After last fall's government shutdown battle and two subsequent bipartisan fiscal deals, Republicans are focusing on demands that they believe Democrats might support. For example, a proposal to get rid of a tax on medical devices has garnered Democratic support in the past, though attaching it to the debt limit legislation would make it more controversial.
Representative Tom Price, a conservative Republican from Georgia, said he would also like to see some other adjustments to Obamacare considered as part of the debt limit debate, including to the so-called "risk corridor" provision that compensates insurers if they wind up with an especially unhealthy and costly mix of customers under the program.
(Read more: Lew warns Congress of February debt ceiling deadline)
"Nobody is interested, on our side of the aisle at least, in bailing out insurance companies. I would hope that the president isn't interested in bailing out insurance companies, and (Senate Majority Leader) Harry Reid isn't, so maybe there's some common ground there," said Price, who is a physician.
Listening to members
House Republicans will formulate their conditions for an increase in U.S. borrowing authority next week at a retreat in Cambridge, Maryland, a Chesapeake Bay resort town.
House Speaker John Boehner has recently softened his tone, calling last week for swift action by the House and Senate to raise the debt limit, and saying that the United States "shouldn't even get close to" default.
"No one wants another market-rattling showdown, but, at the same time, a 'clean' increase can't pass the House, or—most likely—the Senate," said a House Republican leadership aide who requested anonymity.
(Read more: CNBC Explains: The debt ceiling)
What House Republicans aren't talking about thus far are demands for major cuts to the federal benefits programs known as entitlements - Social Security, Medicare and Medicaid - which are widely viewed as the biggest contributors to future debt growth.
Obama and Democrats have successfully resisted changes to these programs through three years of fiscal showdowns, and Republicans appear to be changing tactics.
Still, it's unclear whether Democrats will accept even scaled-back Republican demands on the debt limit.
A senior Senate Democratic aide said Congress should simply increase the debt limit so that the United States can pay its bills on time.
"There are no talks whatsoever about considering any ransom demands from Republicans.
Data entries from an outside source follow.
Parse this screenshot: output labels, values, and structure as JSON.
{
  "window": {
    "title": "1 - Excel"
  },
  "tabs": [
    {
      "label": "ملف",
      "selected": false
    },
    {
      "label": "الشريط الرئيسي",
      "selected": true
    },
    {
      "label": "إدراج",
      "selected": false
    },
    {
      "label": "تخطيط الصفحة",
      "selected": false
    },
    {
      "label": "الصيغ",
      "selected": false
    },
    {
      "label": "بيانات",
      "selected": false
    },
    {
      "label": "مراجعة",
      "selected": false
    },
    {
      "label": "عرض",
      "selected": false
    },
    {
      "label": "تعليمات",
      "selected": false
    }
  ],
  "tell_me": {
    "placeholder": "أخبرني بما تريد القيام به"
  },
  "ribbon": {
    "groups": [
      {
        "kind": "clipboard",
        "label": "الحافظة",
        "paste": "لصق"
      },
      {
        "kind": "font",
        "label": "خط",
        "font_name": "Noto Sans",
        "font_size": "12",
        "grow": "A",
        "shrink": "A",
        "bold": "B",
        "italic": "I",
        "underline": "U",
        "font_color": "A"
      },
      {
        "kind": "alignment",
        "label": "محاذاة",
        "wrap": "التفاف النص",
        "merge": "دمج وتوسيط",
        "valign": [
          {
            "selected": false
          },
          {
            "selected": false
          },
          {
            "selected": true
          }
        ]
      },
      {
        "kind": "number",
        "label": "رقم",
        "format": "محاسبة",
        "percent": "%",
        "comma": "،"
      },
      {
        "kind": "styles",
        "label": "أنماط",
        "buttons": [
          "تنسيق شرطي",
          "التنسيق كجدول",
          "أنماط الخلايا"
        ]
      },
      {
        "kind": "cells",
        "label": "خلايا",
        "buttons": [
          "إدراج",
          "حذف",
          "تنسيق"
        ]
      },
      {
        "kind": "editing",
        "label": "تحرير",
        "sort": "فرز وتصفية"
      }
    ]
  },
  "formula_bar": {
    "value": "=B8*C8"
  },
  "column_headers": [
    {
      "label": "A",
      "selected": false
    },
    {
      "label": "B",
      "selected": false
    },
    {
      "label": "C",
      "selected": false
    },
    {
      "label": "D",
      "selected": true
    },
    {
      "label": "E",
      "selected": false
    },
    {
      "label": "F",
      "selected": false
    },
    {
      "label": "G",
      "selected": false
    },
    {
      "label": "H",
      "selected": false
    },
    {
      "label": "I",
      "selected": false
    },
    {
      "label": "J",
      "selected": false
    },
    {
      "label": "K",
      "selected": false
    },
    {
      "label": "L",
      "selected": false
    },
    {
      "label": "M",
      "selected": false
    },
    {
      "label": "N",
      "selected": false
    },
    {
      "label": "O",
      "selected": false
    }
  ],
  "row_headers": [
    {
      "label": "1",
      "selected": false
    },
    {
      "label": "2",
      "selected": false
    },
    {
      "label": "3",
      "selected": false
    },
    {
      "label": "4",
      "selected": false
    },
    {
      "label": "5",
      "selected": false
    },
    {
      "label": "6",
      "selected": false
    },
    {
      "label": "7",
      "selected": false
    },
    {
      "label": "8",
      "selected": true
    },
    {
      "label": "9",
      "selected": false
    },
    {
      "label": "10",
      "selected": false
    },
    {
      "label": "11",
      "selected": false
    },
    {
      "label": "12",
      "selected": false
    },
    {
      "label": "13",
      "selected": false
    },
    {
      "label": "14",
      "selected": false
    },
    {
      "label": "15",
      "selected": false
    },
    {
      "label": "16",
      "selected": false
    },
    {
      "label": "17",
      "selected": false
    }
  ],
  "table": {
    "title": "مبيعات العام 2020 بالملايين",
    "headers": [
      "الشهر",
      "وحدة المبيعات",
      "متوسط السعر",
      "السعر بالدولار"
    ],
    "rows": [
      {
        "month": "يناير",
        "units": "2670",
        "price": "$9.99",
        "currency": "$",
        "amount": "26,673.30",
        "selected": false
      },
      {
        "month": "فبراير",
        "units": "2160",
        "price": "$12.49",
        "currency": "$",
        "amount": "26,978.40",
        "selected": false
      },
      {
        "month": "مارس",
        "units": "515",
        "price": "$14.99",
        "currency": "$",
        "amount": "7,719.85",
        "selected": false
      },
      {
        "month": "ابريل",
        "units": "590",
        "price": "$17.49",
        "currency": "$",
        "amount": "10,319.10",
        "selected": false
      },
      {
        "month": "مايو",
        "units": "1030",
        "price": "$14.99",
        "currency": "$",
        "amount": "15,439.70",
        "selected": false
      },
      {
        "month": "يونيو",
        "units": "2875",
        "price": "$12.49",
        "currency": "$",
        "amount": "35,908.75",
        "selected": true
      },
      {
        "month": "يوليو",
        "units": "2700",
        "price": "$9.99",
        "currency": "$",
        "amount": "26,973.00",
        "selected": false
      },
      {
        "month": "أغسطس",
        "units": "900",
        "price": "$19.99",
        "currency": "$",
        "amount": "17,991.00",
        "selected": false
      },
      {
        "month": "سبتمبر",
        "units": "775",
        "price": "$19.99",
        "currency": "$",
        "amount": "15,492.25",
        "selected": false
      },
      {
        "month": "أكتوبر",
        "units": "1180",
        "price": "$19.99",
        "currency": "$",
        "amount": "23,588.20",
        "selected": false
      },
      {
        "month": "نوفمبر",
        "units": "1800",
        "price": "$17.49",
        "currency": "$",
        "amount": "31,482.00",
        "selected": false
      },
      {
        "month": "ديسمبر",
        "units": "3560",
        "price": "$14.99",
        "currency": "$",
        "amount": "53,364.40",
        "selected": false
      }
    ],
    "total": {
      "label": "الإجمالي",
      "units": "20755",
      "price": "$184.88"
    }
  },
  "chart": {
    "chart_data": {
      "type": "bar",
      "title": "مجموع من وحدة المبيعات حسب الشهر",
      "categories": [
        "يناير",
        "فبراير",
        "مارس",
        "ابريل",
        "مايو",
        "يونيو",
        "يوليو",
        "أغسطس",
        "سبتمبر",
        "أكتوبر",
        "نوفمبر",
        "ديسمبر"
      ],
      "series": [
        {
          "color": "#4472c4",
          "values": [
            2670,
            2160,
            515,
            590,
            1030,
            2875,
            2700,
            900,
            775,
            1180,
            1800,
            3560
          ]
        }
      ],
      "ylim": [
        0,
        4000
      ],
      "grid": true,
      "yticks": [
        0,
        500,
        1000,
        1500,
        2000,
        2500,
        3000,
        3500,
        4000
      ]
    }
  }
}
Republicans are having this conversation entirely with themselves," the aide said, speaking on condition of anonymity.
On Wednesday, Treasury Secretary Jack Lew sought to raise pressure on Congress for swift action, saying the government would exhaust its borrowing capacity by late February.
As part of the deal that ended the shutdown last October, Congress suspended the debt ceiling until Feb.7. The Treasury can employ extraordinary cash-management measures to stave off default, but these won't last long, because February is traditionally a big deficit month as tax refunds are paid out.